The Xbox 360 version of Diablo III
can be played offline.
I don’t usually begin reviews, relaying such basic information. But in this case, it feels like an essential report.Blizzard Entertainment
wisely shook off the yoke of always-online requirements. Probably because they have ears... It’s a simple modification. And means Diablo III’s console launch already trumps its PC counterpart.
But console ports of Blizzard titles are cause enough for concern. Despite any next generation notions, Blizzard is a stalwart PC developer. So how does this iconic Loot’N’Boot formula stack up on home consoles?
There’s nothing wrong with the presentation here. The resolution is necessarily cut (1120x584) while frequent tears and jumps mar the bling. But barring the occasional dip, a smooth 60 frames per second is maintained. But see, most 60fps AAA games (Revengeance
, anyone?!) are the very definition of slick.
Diablo III isn’t.
Don't let that pre-rendered opening fool you Enlarge
The isometric style permits forgiving renders of basic character models, blocky environments and bland textures. Admittedly, this pared back aesthetic lets the particle effects and lighting pop, without overtaxing processors when 20+ characters start milling about the shop.
Still, this rudimentary art style is in direct competition with artistic cut-scenes and hilariously detailed CG movies. I’ll freely admit the latter are thinly veiled excuses to showcase a handful of wildly impressive character models. But they unintentionally emphasize just how much wow the main game lacks.
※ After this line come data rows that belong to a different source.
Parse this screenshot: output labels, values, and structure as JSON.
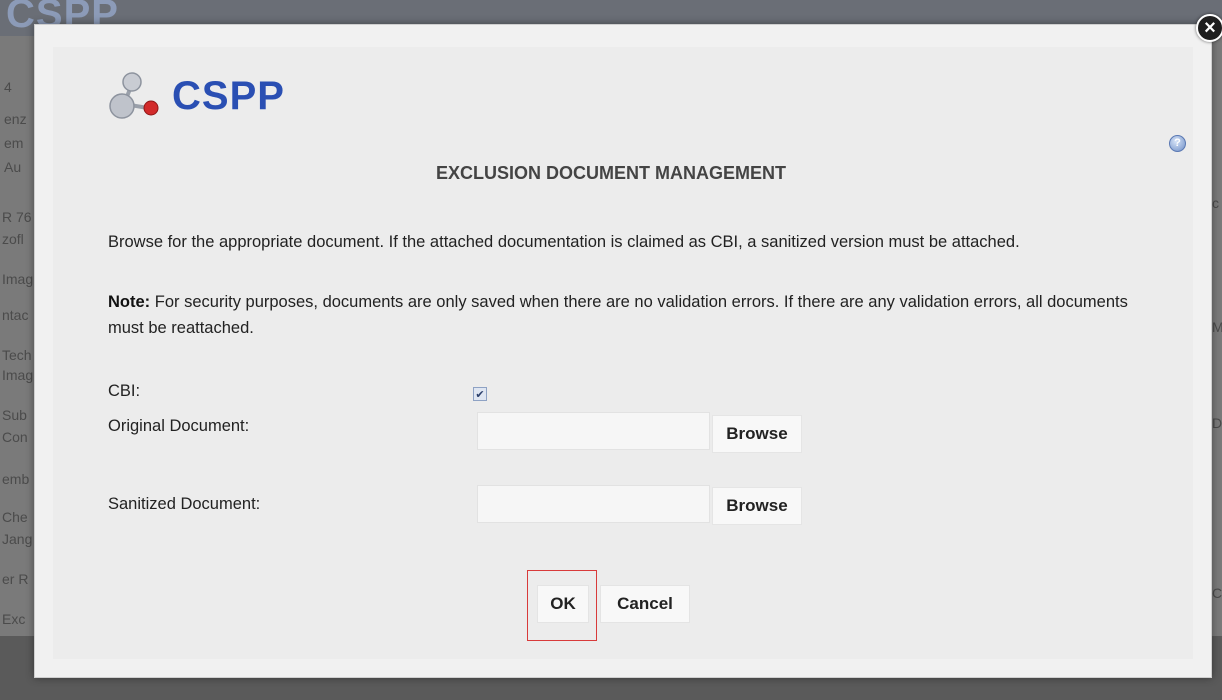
{
  "background": {
    "logo_text": "CSPP",
    "left_fragments": [
      "4",
      "enz",
      "em",
      "Au",
      "R 76",
      "zofl",
      "Imag",
      "ntac",
      "Tech",
      "Imag",
      "Sub",
      "Con",
      "emb",
      "Che",
      "Jang",
      "er R",
      "Exc"
    ],
    "right_fragments": [
      "c",
      "M",
      "D",
      "C"
    ]
  },
  "modal": {
    "logo_text": "CSPP",
    "help_glyph": "?",
    "close_glyph": "×",
    "title": "EXCLUSION DOCUMENT MANAGEMENT",
    "instructions": "Browse for the appropriate document. If the attached documentation is claimed as CBI, a sanitized version must be attached.",
    "note_label": "Note:",
    "note_text": " For security purposes, documents are only saved when there are no validation errors. If there are any validation errors, all documents must be reattached.",
    "form": {
      "cbi_label": "CBI:",
      "cbi_checked": true,
      "cbi_check_glyph": "✔",
      "original_label": "Original Document:",
      "sanitized_label": "Sanitized Document:",
      "browse_label": "Browse"
    },
    "buttons": {
      "ok": "OK",
      "cancel": "Cancel"
    }
  },
  "colors": {
    "brand_blue": "#2a4fb3",
    "highlight_red": "#d83a3a"
  }
}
Although, seasoned looters won’t notice. They’ll be too busy getting their clicks (kicks!) out of Diablo’s flagship 4 player co-op to notice!
The joys of Diablo III are simple, yet moreish: Lay waste to hordes of gibbering hellspawn. Try on new booties. And Blizzard understands this formula improves exponentially with extra players. So in addition to a host of helpful NPCs, there is also the option to system link, go public, invite friends, or hand out four 360 controllers for some hectic heresy! The typical downsides to such jolly co-operation apply -anyone can jump past reams of dialogue, skip cut scenes or steal your kills.
Spending quality time together Enlarge
It’s no great loss to be honest. Character models and animations are positively goofy. The narrative and script are both offensively affected and self-important.
Goofy + Turgid = Naff!
Diablo III is a big fat naff experience. It’s got those massive level caps, increasing difficulty levels, an infinity of loot and even some PVP chucked in for good measure.
Unfortunately, combat is objectively sh*t.
Powers and skills are unlocked with each level climbed, but there is no incentive to experiment, no mechanic to combine, no compelling reason to leave to comfort zone of a long range arcane frost charm. Personally the prospect of spending sixty hours holding down the right trigger doesn’t appeal. But many would argue the devil is in the detail.
Which I kind of assume, in this instance, means the stats...
The Devil himself only knows how big the demand for Blizzard on home consoles will be. But this is a decent port. And it improves upon the failings of the initial release.
But as for Diablo III? This aint groundbreaking stuff. It’s blowing cobwebs from an old trophy cabinet and polishing away the rust with some brasso stuff.